Last month, the White House announced a diplomatic boycott of the Beijing Olympics, deciding against sending any government officials to the games due to the alleged human rights violations in China.
Looking back on former President Nixon’s work to open China to the West, the lawmakers wrote that Nixon’s approach of “encouraging freedom and human rights through commerce” will not work if “Western companies continue to capitulate to the Chinese Communist Party.”
They requested that NBC provide information on its investments in China and respond to questions about whether or not the IOC or the CCP has sought to influence NBC’s coverage of the Olympics and whether or not China has the ability to block feeds from entering the U.S., among other concerns.
They also questioned what safeguards were being used to ensure forced labor from Xinjiang was not being used in NBC’s Olympics coverage.

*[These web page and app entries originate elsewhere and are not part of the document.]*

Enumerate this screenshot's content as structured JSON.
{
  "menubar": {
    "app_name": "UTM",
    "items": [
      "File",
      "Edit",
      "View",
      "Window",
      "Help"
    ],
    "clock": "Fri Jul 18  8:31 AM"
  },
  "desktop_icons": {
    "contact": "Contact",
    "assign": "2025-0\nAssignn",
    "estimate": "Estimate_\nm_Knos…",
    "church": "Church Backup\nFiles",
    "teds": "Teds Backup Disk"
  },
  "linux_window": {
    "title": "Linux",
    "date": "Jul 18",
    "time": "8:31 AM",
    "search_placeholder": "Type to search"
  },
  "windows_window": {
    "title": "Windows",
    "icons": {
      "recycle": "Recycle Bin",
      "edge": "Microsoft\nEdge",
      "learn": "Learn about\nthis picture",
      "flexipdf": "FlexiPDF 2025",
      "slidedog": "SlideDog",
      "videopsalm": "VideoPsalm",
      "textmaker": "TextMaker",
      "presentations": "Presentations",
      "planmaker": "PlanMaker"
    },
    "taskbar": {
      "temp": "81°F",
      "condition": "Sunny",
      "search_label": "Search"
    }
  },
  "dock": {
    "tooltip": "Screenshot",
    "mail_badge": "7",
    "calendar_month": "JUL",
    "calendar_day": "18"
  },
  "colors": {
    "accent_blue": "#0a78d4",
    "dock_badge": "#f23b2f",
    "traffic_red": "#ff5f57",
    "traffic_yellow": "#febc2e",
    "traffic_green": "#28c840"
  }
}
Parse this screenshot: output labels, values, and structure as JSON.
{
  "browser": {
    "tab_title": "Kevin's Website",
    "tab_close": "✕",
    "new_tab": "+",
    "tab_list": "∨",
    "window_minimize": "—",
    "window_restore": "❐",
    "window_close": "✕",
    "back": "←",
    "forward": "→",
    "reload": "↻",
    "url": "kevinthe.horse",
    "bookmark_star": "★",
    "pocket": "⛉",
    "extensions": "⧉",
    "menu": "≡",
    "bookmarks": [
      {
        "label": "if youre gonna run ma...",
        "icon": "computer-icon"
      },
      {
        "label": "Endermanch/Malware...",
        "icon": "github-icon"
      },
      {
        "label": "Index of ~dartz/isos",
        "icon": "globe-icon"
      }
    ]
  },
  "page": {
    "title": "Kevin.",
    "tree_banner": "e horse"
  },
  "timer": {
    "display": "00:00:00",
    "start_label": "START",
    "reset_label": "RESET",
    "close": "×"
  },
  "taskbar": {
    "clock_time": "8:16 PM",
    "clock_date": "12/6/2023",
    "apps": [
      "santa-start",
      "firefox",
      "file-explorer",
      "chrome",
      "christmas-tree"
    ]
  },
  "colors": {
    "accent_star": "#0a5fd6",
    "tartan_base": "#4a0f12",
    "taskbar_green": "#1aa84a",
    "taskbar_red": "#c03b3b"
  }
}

When reached for comment by The Hill, NBC referred to public remarks last week by Molly Solomon, president of NBC Olympics production.
“We are going to be focusing on telling the stories of Team USA and covering the competition. But the world, as we all know, is a really complicated place right now, and we understand that there are some difficult issues regarding the host nation,” Solomon said.
“So, our coverage will provide perspective on China’s place in the world and the geopolitical context in which these Games are being held. But the athletes do remain the centerpiece of our coverage.”
As Solomon noted, veteran China reporter Andrew Browne of Bloomberg and Jing Tsu, Yale professor of China Studies, will also be providing analysis during NBC primetime.
Last week it was announced that NBC would not be sending announcers to the Beijing Olympics due to COVID-19 concerns, though NBC Olympic host Mike Tirico will still travel to China to cover the first few days of the games. NBC will instead be covering the games from the NBC Sports headquarters in Stamford, Conn.
Updated at 4:48 p.m.